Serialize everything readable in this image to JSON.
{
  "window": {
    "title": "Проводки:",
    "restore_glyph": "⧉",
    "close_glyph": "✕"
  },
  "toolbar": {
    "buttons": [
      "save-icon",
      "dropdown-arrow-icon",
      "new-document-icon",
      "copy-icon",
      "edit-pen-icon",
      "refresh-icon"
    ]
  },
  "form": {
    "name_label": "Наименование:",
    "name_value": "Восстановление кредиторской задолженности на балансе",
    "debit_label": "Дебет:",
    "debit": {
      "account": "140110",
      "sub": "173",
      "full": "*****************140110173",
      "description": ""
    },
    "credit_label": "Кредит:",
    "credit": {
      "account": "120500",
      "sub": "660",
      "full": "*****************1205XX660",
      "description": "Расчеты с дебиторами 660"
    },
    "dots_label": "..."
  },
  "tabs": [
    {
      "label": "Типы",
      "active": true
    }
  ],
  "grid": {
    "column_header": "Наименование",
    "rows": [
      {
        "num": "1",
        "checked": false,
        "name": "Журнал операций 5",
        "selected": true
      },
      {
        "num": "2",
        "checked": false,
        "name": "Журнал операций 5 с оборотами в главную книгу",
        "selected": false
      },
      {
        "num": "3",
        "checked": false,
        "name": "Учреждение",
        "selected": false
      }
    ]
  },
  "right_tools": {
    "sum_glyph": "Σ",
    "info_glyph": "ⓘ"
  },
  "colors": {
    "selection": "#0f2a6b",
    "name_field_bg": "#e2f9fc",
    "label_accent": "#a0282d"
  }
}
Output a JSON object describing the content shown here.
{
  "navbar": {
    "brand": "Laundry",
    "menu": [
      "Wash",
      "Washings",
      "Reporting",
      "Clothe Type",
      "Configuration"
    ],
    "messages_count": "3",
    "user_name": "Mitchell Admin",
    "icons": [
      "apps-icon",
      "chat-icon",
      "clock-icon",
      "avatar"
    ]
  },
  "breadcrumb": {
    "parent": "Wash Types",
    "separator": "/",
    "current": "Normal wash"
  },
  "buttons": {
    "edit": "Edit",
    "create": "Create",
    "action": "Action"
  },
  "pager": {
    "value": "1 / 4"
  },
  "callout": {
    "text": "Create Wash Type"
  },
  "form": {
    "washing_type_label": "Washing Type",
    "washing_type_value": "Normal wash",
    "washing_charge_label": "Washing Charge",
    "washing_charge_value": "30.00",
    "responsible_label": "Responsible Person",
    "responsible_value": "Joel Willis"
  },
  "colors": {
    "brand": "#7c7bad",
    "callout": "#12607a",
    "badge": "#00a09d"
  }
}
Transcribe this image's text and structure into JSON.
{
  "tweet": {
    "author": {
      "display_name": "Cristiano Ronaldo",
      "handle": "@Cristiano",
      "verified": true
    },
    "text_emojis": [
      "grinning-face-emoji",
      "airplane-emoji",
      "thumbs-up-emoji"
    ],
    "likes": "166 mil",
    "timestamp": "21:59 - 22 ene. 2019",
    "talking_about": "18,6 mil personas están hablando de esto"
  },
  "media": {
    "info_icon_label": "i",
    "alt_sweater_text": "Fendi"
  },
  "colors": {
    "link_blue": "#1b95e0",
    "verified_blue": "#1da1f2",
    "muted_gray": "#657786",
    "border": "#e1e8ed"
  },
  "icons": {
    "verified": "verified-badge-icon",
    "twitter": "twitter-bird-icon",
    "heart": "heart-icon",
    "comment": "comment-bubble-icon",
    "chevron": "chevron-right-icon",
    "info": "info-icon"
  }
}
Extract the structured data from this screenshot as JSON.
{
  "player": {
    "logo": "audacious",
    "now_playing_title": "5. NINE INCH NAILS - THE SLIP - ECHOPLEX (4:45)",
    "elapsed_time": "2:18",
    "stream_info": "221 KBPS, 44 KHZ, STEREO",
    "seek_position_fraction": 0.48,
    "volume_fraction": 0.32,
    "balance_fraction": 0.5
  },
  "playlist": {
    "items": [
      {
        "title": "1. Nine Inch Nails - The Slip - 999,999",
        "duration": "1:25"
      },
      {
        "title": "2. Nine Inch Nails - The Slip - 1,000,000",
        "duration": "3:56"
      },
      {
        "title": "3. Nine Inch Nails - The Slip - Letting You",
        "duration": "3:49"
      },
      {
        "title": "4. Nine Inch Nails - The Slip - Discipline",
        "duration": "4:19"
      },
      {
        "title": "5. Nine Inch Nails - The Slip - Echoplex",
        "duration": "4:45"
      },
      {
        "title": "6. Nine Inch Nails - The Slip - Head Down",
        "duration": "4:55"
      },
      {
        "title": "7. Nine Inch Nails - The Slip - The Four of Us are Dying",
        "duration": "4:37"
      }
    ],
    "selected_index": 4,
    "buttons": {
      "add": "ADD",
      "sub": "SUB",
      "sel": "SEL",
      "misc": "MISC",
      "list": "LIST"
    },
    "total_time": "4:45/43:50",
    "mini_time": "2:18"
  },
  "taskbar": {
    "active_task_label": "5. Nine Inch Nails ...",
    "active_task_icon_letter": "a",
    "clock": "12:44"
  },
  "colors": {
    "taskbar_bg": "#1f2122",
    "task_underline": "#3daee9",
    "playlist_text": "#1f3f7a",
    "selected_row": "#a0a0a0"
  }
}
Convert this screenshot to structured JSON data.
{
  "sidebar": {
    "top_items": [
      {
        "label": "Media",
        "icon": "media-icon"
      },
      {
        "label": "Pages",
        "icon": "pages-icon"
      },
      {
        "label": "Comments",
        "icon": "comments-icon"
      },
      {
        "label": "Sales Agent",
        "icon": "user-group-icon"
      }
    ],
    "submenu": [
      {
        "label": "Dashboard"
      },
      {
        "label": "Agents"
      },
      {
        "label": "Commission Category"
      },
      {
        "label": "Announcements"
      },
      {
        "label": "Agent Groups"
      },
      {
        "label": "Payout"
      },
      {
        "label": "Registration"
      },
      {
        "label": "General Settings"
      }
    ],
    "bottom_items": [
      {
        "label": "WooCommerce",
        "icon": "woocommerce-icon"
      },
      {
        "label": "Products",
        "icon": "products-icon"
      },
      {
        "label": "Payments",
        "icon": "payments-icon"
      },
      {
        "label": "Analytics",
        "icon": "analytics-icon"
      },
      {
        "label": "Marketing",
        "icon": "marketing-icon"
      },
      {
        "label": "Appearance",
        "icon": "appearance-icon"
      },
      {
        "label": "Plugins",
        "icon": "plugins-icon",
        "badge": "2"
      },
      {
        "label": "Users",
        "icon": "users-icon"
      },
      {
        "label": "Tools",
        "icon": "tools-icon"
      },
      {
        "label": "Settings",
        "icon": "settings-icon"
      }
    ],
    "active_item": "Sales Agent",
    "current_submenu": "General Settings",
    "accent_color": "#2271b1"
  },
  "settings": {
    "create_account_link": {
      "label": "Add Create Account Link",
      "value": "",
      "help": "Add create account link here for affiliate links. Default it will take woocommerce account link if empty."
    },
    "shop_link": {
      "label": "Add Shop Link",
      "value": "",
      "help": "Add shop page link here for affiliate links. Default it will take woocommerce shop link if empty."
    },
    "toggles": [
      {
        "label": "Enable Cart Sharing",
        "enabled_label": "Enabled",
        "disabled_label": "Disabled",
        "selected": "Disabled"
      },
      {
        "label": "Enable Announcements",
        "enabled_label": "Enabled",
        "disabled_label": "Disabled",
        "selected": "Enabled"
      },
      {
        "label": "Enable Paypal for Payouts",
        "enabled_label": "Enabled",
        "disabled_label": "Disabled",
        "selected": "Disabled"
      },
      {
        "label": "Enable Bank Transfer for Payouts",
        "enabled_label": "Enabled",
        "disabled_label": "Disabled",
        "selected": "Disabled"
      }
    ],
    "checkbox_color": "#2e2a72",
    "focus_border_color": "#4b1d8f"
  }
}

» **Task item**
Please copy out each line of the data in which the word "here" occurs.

» **Output for this exercise**
Output a JSON object describing the content shown here.
      "help": "Add create account link here for affiliate links. Default it will take woocommerce account link if empty."
      "help": "Add shop page link here for affiliate links. Default it will take woocommerce shop link if empty."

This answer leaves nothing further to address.